We are now seeing the largest mumps outbreak in the U.S. in the past 20 years. As of May 2, there were 2,597 reported cases, with the largest number in Iowa, where the outbreak began on a college campus. The rest of the cases are in the surrounding Midwestern states. The outbreak has not reached North Carolina yet, but in a mobile community where people do travel, it certainly could.
Developing a rapid response team is one of the six recommended interventions in the Institute for Healthcare Improvement’s 100,000 Lives Campaign. UNC Hospitals has been a part of this national campaign since it began last year.
A small number of medical centers, believed to be less than 20 nationwide, have created rapid response teams for their pediatric patients. Last August, the N.C. Children’s Hospital at UNC Hospitals became the first in North Carolina to activate its Pediatric Rapid Response Team.
Last month, the Congress held a hearing to examine the financial and human impact of hospital-acquired infections (HAIs).
The main points raised in the hearing were:
¢ CDC estimates that there are approximately 1.7 million hospital-acquired infections resulting in 99,000 deaths each year.
¢ The financial costs of hospital-acquired infections are estimated to be extremely high. Extrapolated nationally, costs were estimated to be $46 billion.
Currently, there is no hospital reporting of nosocomial infections at the state level in North Carolina The rate of infection acquired at UNC Hospitals has remained stable for 15 years (2.6 percent 3.2 percent), although patient acuity with these infections has gone up. Because HAI rates are not collected nationally, these numbers cannot be benchmarked against nationally representative figures. However, we can compare them to the voluntarily collected data that enters the CDC's surveillance system we find that UNC's numbers for procedure-associated rates (e.g., central-line associated bacteremia, ventilator-associated pneumonia) are equal to or below the rates reported there. UNC is taking the initiative to address HAIs nonetheless, through three exemplary programs:
In light of my recent blog entry about electronic health records (March 2, 2006), I’d like to provide a link to an editorial in the current issue of the Annals of Family Medicine: “Keeping our Eye on The Ball: Managing The Evolution of Electronic Health Records.”
The editorial was co-written by several authors, including two distinguished professors at UNC: Warren Newton MD, MPH and Donald Spencer, MD, MBA.
Please enjoy our continued discussion of this topic.

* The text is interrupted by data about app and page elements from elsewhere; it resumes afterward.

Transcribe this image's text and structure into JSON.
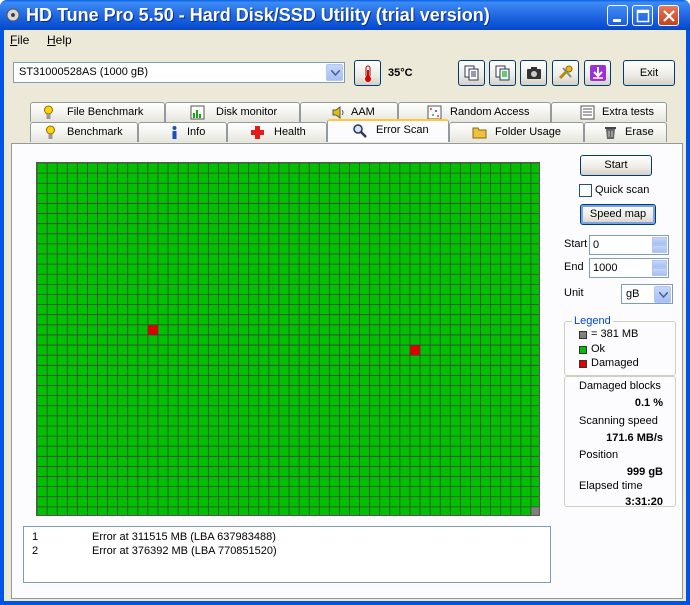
{
  "window": {
    "title": "HD Tune Pro 5.50 - Hard Disk/SSD Utility (trial version)"
  },
  "menu": {
    "items": [
      "File",
      "Help"
    ]
  },
  "toolbar": {
    "drive": "ST31000528AS (1000 gB)",
    "temperature": "35°C",
    "exit_label": "Exit"
  },
  "tabs": {
    "row1": [
      "File Benchmark",
      "Disk monitor",
      "AAM",
      "Random Access",
      "Extra tests"
    ],
    "row2": [
      "Benchmark",
      "Info",
      "Health",
      "Error Scan",
      "Folder Usage",
      "Erase"
    ],
    "active": "Error Scan"
  },
  "controls": {
    "start_button": "Start",
    "quick_scan_label": "Quick scan",
    "quick_scan_checked": false,
    "speed_map_button": "Speed map",
    "start_label": "Start",
    "start_value": "0",
    "end_label": "End",
    "end_value": "1000",
    "unit_label": "Unit",
    "unit_value": "gB"
  },
  "legend": {
    "title": "Legend",
    "items": [
      {
        "label": "= 381 MB",
        "color": "#808080"
      },
      {
        "label": "Ok",
        "color": "#00c000"
      },
      {
        "label": "Damaged",
        "color": "#e00000"
      }
    ]
  },
  "stats": {
    "damaged_blocks_label": "Damaged blocks",
    "damaged_blocks_value": "0.1 %",
    "scanning_speed_label": "Scanning speed",
    "scanning_speed_value": "171.6 MB/s",
    "position_label": "Position",
    "position_value": "999 gB",
    "elapsed_label": "Elapsed time",
    "elapsed_value": "3:31:20"
  },
  "log": [
    {
      "num": "1",
      "text": "Error at 311515 MB (LBA 637983488)"
    },
    {
      "num": "2",
      "text": "Error at 376392 MB (LBA 770851520)"
    }
  ],
  "scan_map": {
    "columns": 50,
    "rows": 35,
    "ok_color": "#00c000",
    "damaged_color": "#e00000",
    "unscanned_color": "#808080",
    "damaged_cells": [
      [
        16,
        11
      ],
      [
        18,
        37
      ]
    ],
    "unscanned_cells": [
      [
        34,
        49
      ]
    ]
  }
}
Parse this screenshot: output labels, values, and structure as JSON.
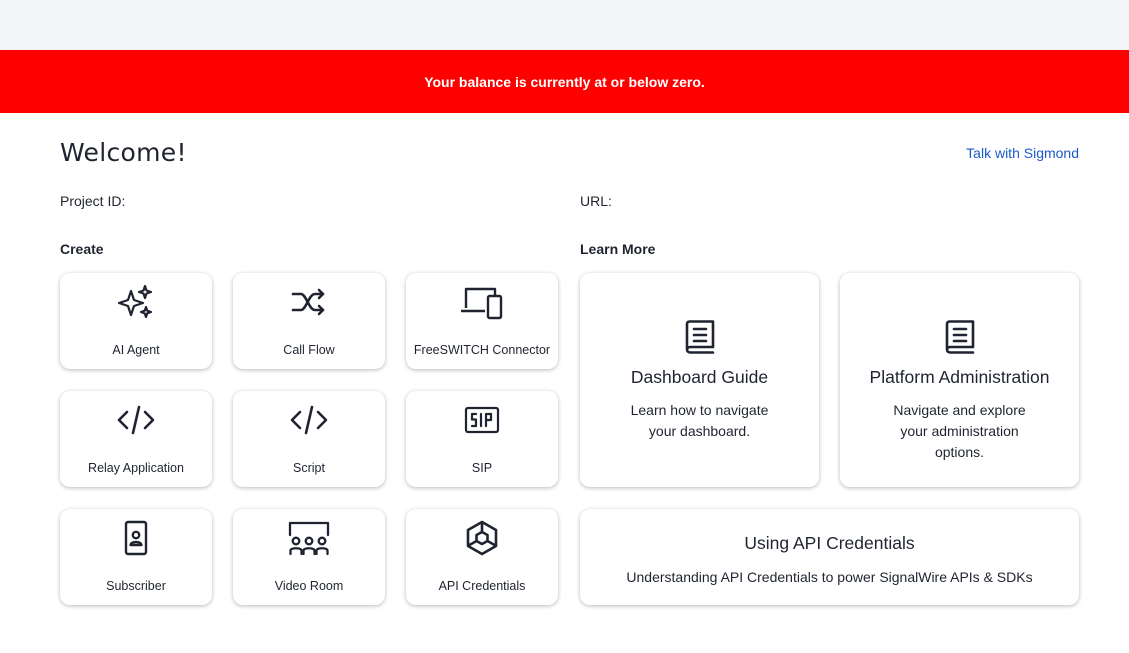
{
  "banner": {
    "text": "Your balance is currently at or below zero.",
    "color": "#ff0000"
  },
  "header": {
    "title": "Welcome!",
    "talk_link": "Talk with Sigmond"
  },
  "project": {
    "id_label": "Project ID:",
    "url_label": "URL:"
  },
  "create": {
    "heading": "Create",
    "tiles": [
      {
        "label": "AI Agent",
        "icon": "sparkles-icon"
      },
      {
        "label": "Call Flow",
        "icon": "shuffle-icon"
      },
      {
        "label": "FreeSWITCH Connector",
        "icon": "devices-icon"
      },
      {
        "label": "Relay Application",
        "icon": "code-icon"
      },
      {
        "label": "Script",
        "icon": "code-icon"
      },
      {
        "label": "SIP",
        "icon": "sip-icon"
      },
      {
        "label": "Subscriber",
        "icon": "id-badge-icon"
      },
      {
        "label": "Video Room",
        "icon": "video-room-icon"
      },
      {
        "label": "API Credentials",
        "icon": "hexagon-icon"
      }
    ]
  },
  "learn": {
    "heading": "Learn More",
    "cards": [
      {
        "title": "Dashboard Guide",
        "description": "Learn how to navigate your dashboard.",
        "icon": "book-icon"
      },
      {
        "title": "Platform Administration",
        "description": "Navigate and explore your administration options.",
        "icon": "book-icon"
      },
      {
        "title": "Using API Credentials",
        "description": "Understanding API Credentials to power SignalWire APIs & SDKs"
      }
    ]
  },
  "colors": {
    "link": "#1b59c9",
    "icon": "#1f2430",
    "page_top": "#f4f5f9"
  }
}
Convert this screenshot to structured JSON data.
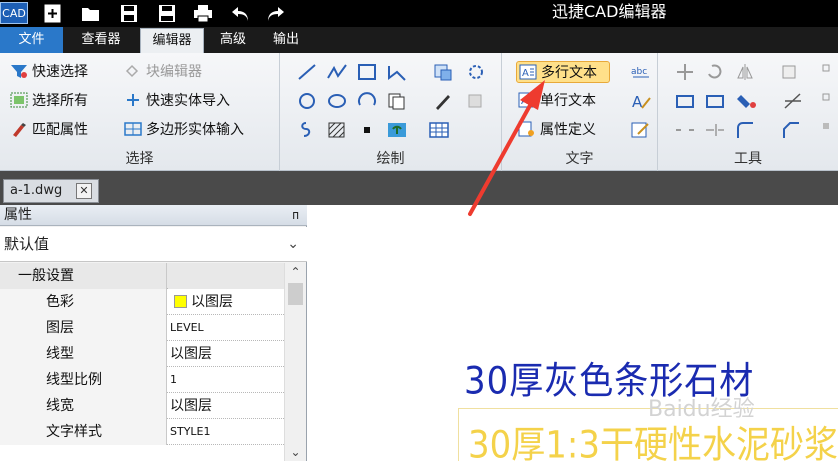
{
  "app": {
    "logo_text": "CAD",
    "window_title": "迅捷CAD编辑器"
  },
  "menu": {
    "file": "文件",
    "tabs": [
      "查看器",
      "编辑器",
      "高级",
      "输出"
    ],
    "active_tab": "编辑器"
  },
  "ribbon": {
    "select_group": {
      "label": "选择",
      "quick_select": "快速选择",
      "block_editor": "块编辑器",
      "select_all": "选择所有",
      "quick_entity_import": "快速实体导入",
      "match_properties": "匹配属性",
      "polygon_entity_input": "多边形实体输入"
    },
    "draw_group": {
      "label": "绘制"
    },
    "text_group": {
      "label": "文字",
      "mtext": "多行文本",
      "single_text": "单行文本",
      "attribute_definition": "属性定义"
    },
    "tools_group": {
      "label": "工具"
    }
  },
  "document": {
    "tab_name": "a-1.dwg",
    "close_symbol": "✕"
  },
  "properties": {
    "title": "属性",
    "pin_symbol": "ᴨ",
    "selected": "默认值",
    "category": "一般设置",
    "rows": [
      {
        "key": "色彩",
        "value": "以图层"
      },
      {
        "key": "图层",
        "value": "LEVEL"
      },
      {
        "key": "线型",
        "value": "以图层"
      },
      {
        "key": "线型比例",
        "value": "1"
      },
      {
        "key": "线宽",
        "value": "以图层"
      },
      {
        "key": "文字样式",
        "value": "STYLE1"
      }
    ]
  },
  "canvas": {
    "text_line_1": "30厚灰色条形石材",
    "text_line_2": "30厚1:3干硬性水泥砂浆",
    "watermark": "Baidu经验"
  },
  "colors": {
    "accent": "#2a78c9",
    "text_blue": "#1a2bb0",
    "text_yellow": "#f4d24a",
    "swatch_yellow": "#ffff00",
    "arrow_red": "#ee3b2f"
  }
}
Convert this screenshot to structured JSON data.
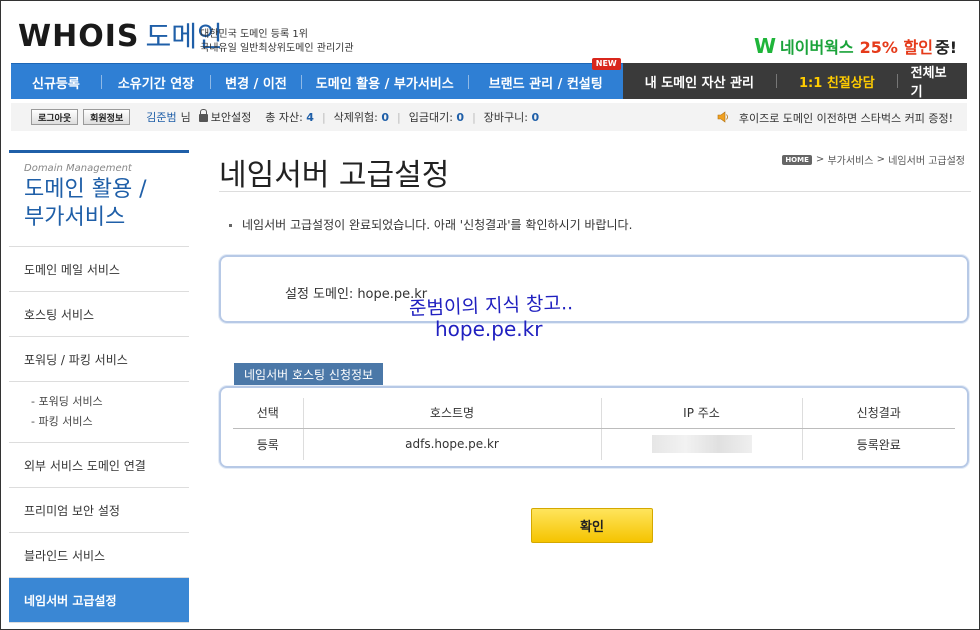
{
  "header": {
    "logo_main": "WHOIS",
    "logo_domain": "도메인",
    "tagline_1": "대한민국 도메인 등록 1위",
    "tagline_2": "국내유일 일반최상위도메인 관리기관",
    "promo_w": "W",
    "promo_text": "네이버웍스",
    "promo_pct": "25% 할인",
    "promo_end": "중!"
  },
  "nav": {
    "blue_items": [
      "신규등록",
      "소유기간 연장",
      "변경 / 이전",
      "도메인 활용 / 부가서비스",
      "브랜드 관리 / 컨설팅"
    ],
    "new_badge": "NEW",
    "dark_items": [
      "내 도메인 자산 관리",
      "1:1 친절상담",
      "전체보기"
    ]
  },
  "userbar": {
    "logout": "로그아웃",
    "member_info": "회원정보",
    "user_name": "김준범",
    "suffix": "님",
    "security": "보안설정",
    "stats": [
      {
        "label": "총 자산:",
        "value": "4"
      },
      {
        "label": "삭제위험:",
        "value": "0"
      },
      {
        "label": "입금대기:",
        "value": "0"
      },
      {
        "label": "장바구니:",
        "value": "0"
      }
    ],
    "notice": "후이즈로 도메인 이전하면 스타벅스 커피 증정!"
  },
  "sidebar": {
    "subtitle": "Domain Management",
    "title_1": "도메인 활용 /",
    "title_2": "부가서비스",
    "items": [
      "도메인 메일 서비스",
      "호스팅 서비스",
      "포워딩 / 파킹 서비스"
    ],
    "sub_items": [
      "- 포워딩 서비스",
      "- 파킹 서비스"
    ],
    "items_after": [
      "외부 서비스 도메인 연결",
      "프리미엄 보안 설정",
      "블라인드 서비스"
    ],
    "active": "네임서버 고급설정"
  },
  "main": {
    "title": "네임서버 고급설정",
    "breadcrumb_home": "HOME",
    "breadcrumb_1": "부가서비스",
    "breadcrumb_2": "네임서버 고급설정",
    "breadcrumb_sep": ">",
    "notice": "네임서버 고급설정이 완료되었습니다. 아래 '신청결과'를 확인하시기 바랍니다.",
    "domain_label": "설정 도메인:",
    "domain_value": "hope.pe.kr",
    "watermark_1": "준범이의 지식 창고..",
    "watermark_2": "hope.pe.kr",
    "section_tab": "네임서버 호스팅 신청정보",
    "table": {
      "headers": [
        "선택",
        "호스트명",
        "IP 주소",
        "신청결과"
      ],
      "row": [
        "등록",
        "adfs.hope.pe.kr",
        "",
        "등록완료"
      ]
    },
    "ok_button": "확인"
  }
}
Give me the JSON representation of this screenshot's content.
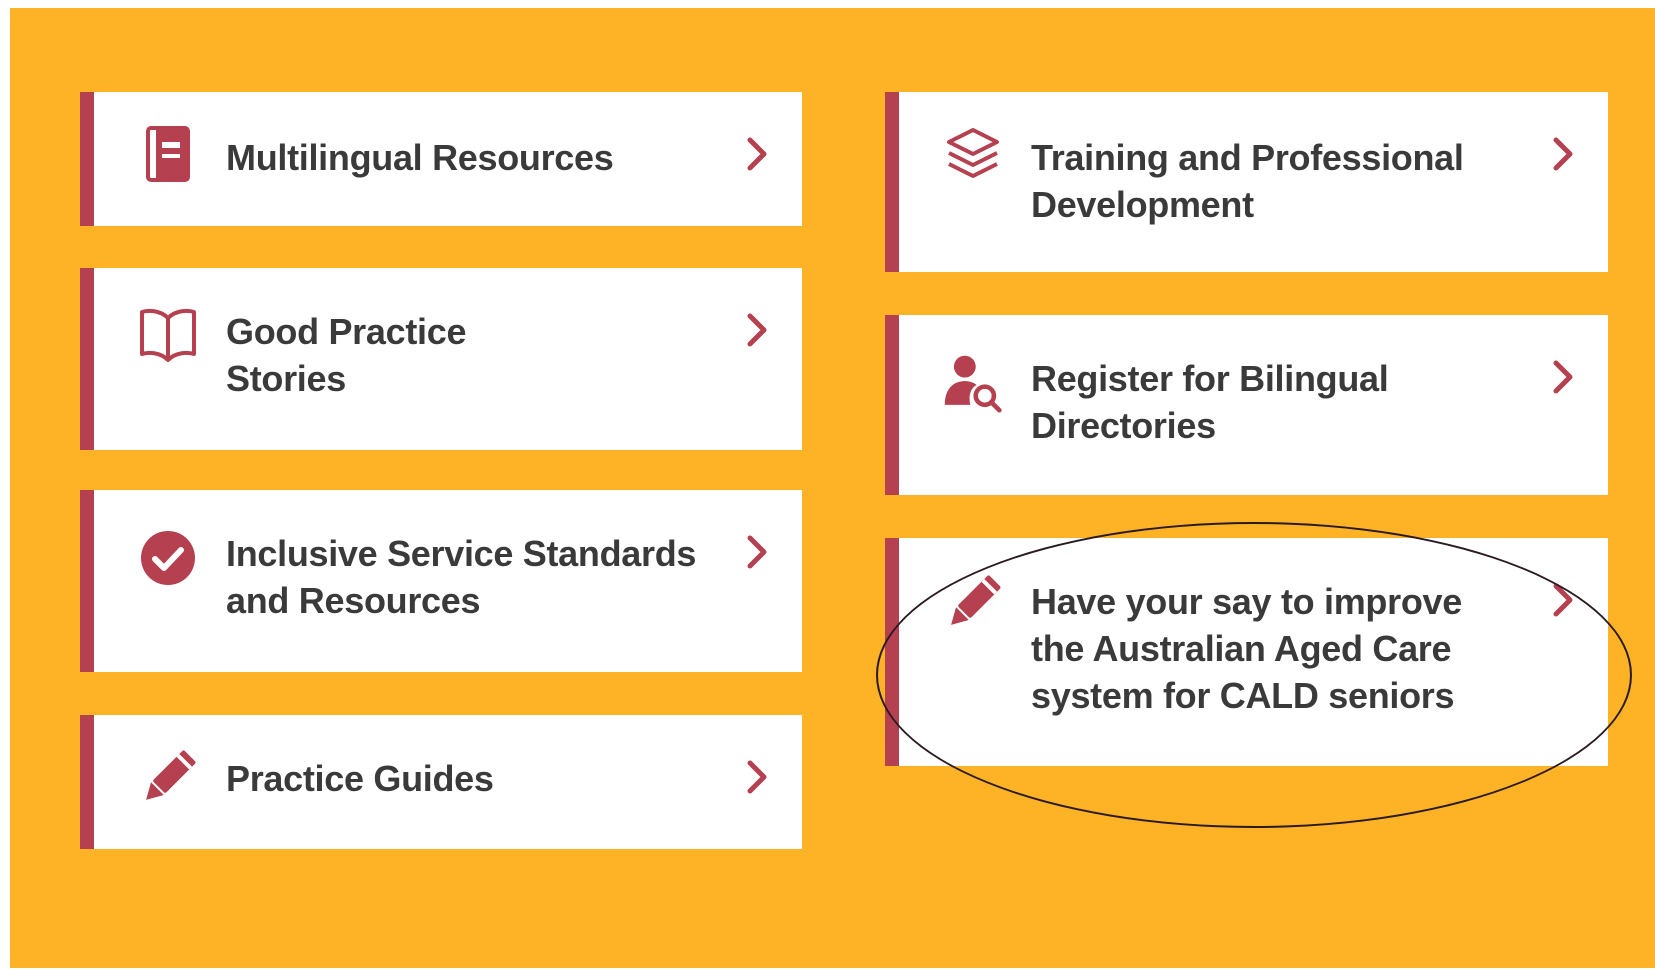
{
  "colors": {
    "background": "#FDB325",
    "accent": "#B5404F",
    "card": "#FFFFFF",
    "text": "#3A3A3A"
  },
  "cards": [
    {
      "label_lines": [
        "Multilingual Resources"
      ],
      "icon": "phrasebook-icon"
    },
    {
      "label_lines": [
        "Good Practice",
        "Stories"
      ],
      "icon": "open-book-icon"
    },
    {
      "label_lines": [
        "Inclusive Service Standards",
        "and Resources"
      ],
      "icon": "check-circle-icon"
    },
    {
      "label_lines": [
        "Practice Guides"
      ],
      "icon": "pencil-icon"
    },
    {
      "label_lines": [
        "Training and Professional",
        "Development"
      ],
      "icon": "layers-icon"
    },
    {
      "label_lines": [
        "Register for Bilingual",
        "Directories"
      ],
      "icon": "user-search-icon"
    },
    {
      "label_lines": [
        "Have your say to improve",
        "the Australian Aged Care",
        "system for CALD seniors"
      ],
      "icon": "pencil-icon"
    }
  ],
  "highlight": {
    "target": "have-your-say-card",
    "shape": "hand-drawn ellipse"
  },
  "chevron_icon": "chevron-right-icon"
}
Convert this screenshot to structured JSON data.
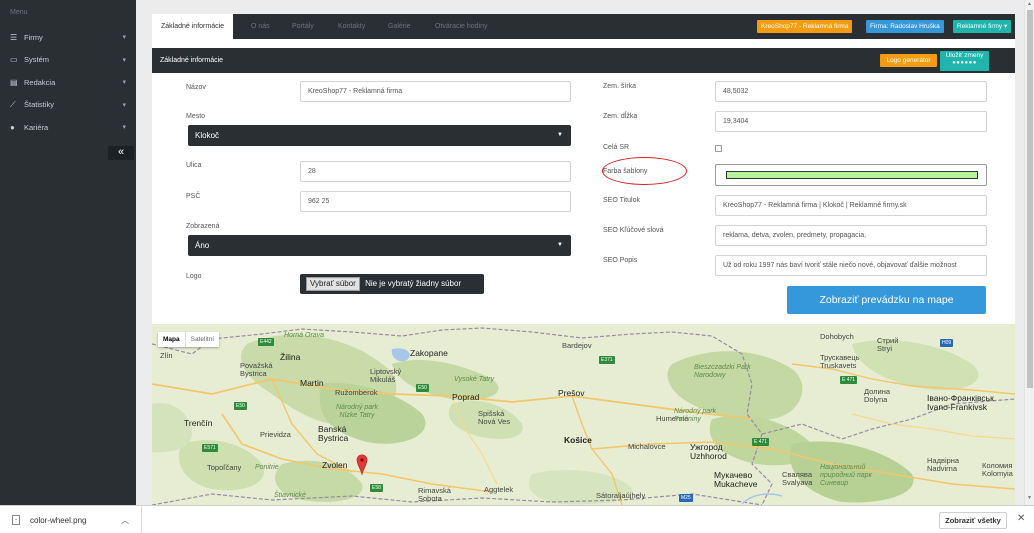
{
  "sidebar": {
    "menu_title": "Menu",
    "items": [
      {
        "label": "Firmy",
        "icon": "list-icon"
      },
      {
        "label": "Systém",
        "icon": "monitor-icon"
      },
      {
        "label": "Redakcia",
        "icon": "newspaper-icon"
      },
      {
        "label": "Štatistiky",
        "icon": "chart-icon"
      },
      {
        "label": "Kariéra",
        "icon": "user-icon"
      }
    ],
    "collapse_glyph": "«"
  },
  "tabs": [
    "Základné informácie",
    "O nás",
    "Portály",
    "Kontakty",
    "Galérie",
    "Otváracie hodiny"
  ],
  "badges": {
    "shop": "KreoShop77 - Reklamná firma",
    "owner": "Firma: Radoslav Hruška",
    "type": "Reklamné firmy ▾",
    "shop_color": "#f39c12",
    "owner_color": "#3498db",
    "type_color": "#1fb5ac"
  },
  "panel": {
    "title": "Základné informácie",
    "logo_generator": "Logo generátor",
    "save_label": "Uložiť zmeny",
    "save_dots": "●●●●●●"
  },
  "form": {
    "nazov_label": "Názov",
    "nazov_value": "KreoShop77 - Reklamná firma",
    "mesto_label": "Mesto",
    "mesto_value": "Klokoč",
    "ulica_label": "Ulica",
    "ulica_value": "28",
    "psc_label": "PSČ",
    "psc_value": "962 25",
    "zobrazena_label": "Zobrazená",
    "zobrazena_value": "Áno",
    "logo_label": "Logo",
    "file_button": "Vybrať súbor",
    "file_status": "Nie je vybratý žiadny súbor",
    "sirka_label": "Zem. šírka",
    "sirka_value": "48,5032",
    "dlzka_label": "Zem. dĺžka",
    "dlzka_value": "19,3404",
    "cela_sr_label": "Celá SR",
    "farba_label": "Farba šablony",
    "farba_color": "#b6f29a",
    "seo_titulok_label": "SEO Titulok",
    "seo_titulok_value": "KreoShop77 - Reklamná firma | Klokoč | Reklamné firmy.sk",
    "seo_klucove_label": "SEO Kľúčové slová",
    "seo_klucove_value": "reklama, detva, zvolen, predmety, propagacia,",
    "seo_popis_label": "SEO Popis",
    "seo_popis_value": "Už od roku 1997 nás baví tvoriť stále niečo nové, objavovať ďalšie možnost",
    "map_button": "Zobraziť prevádzku na mape"
  },
  "map": {
    "type_map": "Mapa",
    "type_sat": "Satelitní",
    "labels": [
      {
        "t": "Zlín",
        "c": ""
      },
      {
        "t": "Žilina",
        "c": "big"
      },
      {
        "t": "Považská Bystrica",
        "c": ""
      },
      {
        "t": "Martin",
        "c": "big"
      },
      {
        "t": "Ružomberok",
        "c": ""
      },
      {
        "t": "Liptovský Mikuláš",
        "c": ""
      },
      {
        "t": "Zakopane",
        "c": "big"
      },
      {
        "t": "Poprad",
        "c": "big"
      },
      {
        "t": "Prešov",
        "c": "big"
      },
      {
        "t": "Spišská Nová Ves",
        "c": ""
      },
      {
        "t": "Košice",
        "c": "big"
      },
      {
        "t": "Trenčín",
        "c": "big"
      },
      {
        "t": "Prievidza",
        "c": ""
      },
      {
        "t": "Banská Bystrica",
        "c": "big"
      },
      {
        "t": "Zvolen",
        "c": "big"
      },
      {
        "t": "Topoľčany",
        "c": ""
      },
      {
        "t": "Rimavská Sobota",
        "c": ""
      },
      {
        "t": "Humenné",
        "c": ""
      },
      {
        "t": "Michalovce",
        "c": ""
      },
      {
        "t": "Bardejov",
        "c": ""
      },
      {
        "t": "Ужгород Uzhhorod",
        "c": "big"
      },
      {
        "t": "Мукачево Mukacheve",
        "c": "big"
      },
      {
        "t": "Стрий Stryi",
        "c": ""
      },
      {
        "t": "Трускавець Truskavets",
        "c": ""
      },
      {
        "t": "Долина Dolyna",
        "c": ""
      },
      {
        "t": "Івано-Франківськ Ivano-Frankivsk",
        "c": "big"
      },
      {
        "t": "Надвірна Nadvirna",
        "c": ""
      },
      {
        "t": "Коломия Kolomyia",
        "c": ""
      },
      {
        "t": "Свалява Svalyava",
        "c": ""
      },
      {
        "t": "Národný park Nízke Tatry",
        "c": "it"
      },
      {
        "t": "Horná Orava",
        "c": "it"
      },
      {
        "t": "Vysoké Tatry",
        "c": "it"
      },
      {
        "t": "Bieszczadzki Park Narodowy",
        "c": "it"
      },
      {
        "t": "Národný park Poloniny",
        "c": "it"
      },
      {
        "t": "Національний природний парк Синевир",
        "c": "it"
      },
      {
        "t": "Ponitrie",
        "c": "it"
      },
      {
        "t": "Štiavnické",
        "c": "it"
      },
      {
        "t": "Dohobych",
        "c": ""
      },
      {
        "t": "Sátoraljaújhely",
        "c": ""
      },
      {
        "t": "Aggtelek",
        "c": ""
      }
    ]
  },
  "download": {
    "file": "color-wheel.png",
    "show_all": "Zobraziť všetky",
    "close": "✕"
  }
}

The movement to improve health care quality has been underway for decades. There has been progress on several fronts, especially recently including greater awareness of the problem, agreement on how to measure and report quality, and even growing consensus about the best ways to deliver the highest quality care in a clinical setting. At the same, there has been confusion about roles and responsibilities in the quality improvement arena. There are a growing number of organizations today, representing varying interests in the quality effort. In some cases, the work they do is complementary; in others, it's conflicting or confusing.
Electronic medical records hold great promise for improving quality of care. Development of a national electronic health records system, however, is progressing slowly. Today, less than ten percent of physician practices use an electronic medical record. It surprises me that some health care professionals still question the benefit of moving from paper to computerized records. It's time all health care providers large and small embrace and invest in medical records technology for the benefit of their patients.
I was a bit disappointed that the President did not spend more time discussing health care in his State of the Union address last week. I hope people listening did not conclude that the issue is dramatically less important than addressing terrorism, improving education or reducing dependence on foreign oil. The points the President did emphasize about personal ownership and responsibility for one's own health care underpin the details of his health care policy. Those details will be discussed and debated over the next several months in a manner that I hope will fully inform consumers about their important role in consumer driven health care.
The press coverage we received in The New York Times made me wonder if patients have been treated with a little more dignity this week in hospitals across the nation?
I know we dedicate great resources to systematic quality improvements that are designed to reduce medical errors and complications, and increase our standard of care. But, as the article suggests, there is another important part of delivering quality care.